**YOUR TASK:** Your task is to give the number of lines below that contain "bawełną". Give no other text.

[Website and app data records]
========
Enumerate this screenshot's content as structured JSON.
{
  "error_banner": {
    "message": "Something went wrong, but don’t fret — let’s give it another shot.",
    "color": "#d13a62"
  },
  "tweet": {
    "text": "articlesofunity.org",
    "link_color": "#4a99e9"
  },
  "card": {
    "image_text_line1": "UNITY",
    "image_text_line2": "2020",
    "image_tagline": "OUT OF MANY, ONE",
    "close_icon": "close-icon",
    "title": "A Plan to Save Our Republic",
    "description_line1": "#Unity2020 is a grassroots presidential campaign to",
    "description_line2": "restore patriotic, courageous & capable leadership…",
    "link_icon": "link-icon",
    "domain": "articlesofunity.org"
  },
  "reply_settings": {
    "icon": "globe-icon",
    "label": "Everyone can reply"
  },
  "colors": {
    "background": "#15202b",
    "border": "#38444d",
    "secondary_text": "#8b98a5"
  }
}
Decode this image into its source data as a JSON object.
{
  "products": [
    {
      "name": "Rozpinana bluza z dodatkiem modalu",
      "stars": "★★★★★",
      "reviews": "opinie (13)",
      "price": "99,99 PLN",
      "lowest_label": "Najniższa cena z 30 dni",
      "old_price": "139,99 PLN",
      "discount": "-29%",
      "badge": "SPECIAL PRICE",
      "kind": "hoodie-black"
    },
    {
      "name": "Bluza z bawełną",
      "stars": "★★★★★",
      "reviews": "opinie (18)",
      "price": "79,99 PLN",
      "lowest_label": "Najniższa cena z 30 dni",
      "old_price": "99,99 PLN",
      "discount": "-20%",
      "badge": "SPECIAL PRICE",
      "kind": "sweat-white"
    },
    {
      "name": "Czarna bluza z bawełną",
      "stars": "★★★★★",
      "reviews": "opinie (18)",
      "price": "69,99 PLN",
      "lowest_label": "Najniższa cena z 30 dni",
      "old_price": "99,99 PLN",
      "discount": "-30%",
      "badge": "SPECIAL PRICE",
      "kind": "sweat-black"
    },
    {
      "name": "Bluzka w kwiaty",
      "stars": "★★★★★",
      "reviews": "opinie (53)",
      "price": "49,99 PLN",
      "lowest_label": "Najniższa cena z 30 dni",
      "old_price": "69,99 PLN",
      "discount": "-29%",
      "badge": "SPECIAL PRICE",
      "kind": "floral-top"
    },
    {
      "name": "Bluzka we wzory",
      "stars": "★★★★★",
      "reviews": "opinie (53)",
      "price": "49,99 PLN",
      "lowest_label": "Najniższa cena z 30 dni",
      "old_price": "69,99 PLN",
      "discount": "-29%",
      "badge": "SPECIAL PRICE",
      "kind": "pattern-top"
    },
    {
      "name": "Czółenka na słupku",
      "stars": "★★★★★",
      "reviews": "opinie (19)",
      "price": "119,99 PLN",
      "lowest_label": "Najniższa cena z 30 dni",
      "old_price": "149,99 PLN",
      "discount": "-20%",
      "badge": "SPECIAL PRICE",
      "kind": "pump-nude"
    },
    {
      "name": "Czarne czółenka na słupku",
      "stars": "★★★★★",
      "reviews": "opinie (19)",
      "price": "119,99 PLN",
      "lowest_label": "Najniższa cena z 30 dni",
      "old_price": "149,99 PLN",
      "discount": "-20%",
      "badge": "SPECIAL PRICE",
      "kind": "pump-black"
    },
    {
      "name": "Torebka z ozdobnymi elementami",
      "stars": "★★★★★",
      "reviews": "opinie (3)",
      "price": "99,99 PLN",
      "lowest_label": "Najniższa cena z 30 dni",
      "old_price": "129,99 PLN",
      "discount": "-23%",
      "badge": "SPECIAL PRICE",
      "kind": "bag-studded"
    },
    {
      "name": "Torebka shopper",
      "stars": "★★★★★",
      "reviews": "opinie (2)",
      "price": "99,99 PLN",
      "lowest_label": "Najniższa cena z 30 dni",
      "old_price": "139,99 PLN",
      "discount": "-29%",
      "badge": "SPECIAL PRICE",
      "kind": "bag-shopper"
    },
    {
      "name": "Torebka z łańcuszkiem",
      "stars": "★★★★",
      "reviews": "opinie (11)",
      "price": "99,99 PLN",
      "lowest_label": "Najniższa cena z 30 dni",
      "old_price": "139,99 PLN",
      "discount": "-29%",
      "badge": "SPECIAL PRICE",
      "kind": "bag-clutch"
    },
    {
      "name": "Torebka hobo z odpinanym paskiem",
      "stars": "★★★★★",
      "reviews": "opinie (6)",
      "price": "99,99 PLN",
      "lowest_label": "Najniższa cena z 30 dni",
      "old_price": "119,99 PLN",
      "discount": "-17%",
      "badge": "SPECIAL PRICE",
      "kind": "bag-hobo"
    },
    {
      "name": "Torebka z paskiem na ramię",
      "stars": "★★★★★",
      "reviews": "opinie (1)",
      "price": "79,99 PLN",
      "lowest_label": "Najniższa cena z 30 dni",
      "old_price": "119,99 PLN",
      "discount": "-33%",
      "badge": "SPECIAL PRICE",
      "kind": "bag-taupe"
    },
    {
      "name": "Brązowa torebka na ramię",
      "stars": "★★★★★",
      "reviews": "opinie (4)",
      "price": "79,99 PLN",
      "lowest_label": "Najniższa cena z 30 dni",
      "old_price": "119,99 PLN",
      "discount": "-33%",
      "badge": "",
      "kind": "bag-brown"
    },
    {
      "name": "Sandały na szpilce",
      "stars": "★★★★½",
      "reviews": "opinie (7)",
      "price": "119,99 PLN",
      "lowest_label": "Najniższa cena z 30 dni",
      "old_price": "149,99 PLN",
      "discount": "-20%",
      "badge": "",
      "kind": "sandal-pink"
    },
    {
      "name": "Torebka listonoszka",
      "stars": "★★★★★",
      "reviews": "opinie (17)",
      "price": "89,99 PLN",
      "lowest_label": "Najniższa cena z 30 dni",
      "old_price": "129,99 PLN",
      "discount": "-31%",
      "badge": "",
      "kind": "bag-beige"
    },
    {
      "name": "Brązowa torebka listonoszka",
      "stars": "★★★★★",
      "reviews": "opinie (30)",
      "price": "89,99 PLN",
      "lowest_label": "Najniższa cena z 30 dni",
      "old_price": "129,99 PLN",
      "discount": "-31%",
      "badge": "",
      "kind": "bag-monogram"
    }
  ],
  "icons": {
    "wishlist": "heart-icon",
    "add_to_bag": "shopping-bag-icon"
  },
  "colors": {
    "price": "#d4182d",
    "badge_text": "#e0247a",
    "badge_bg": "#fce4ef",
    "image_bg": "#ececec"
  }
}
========
**SOLUTION:** 2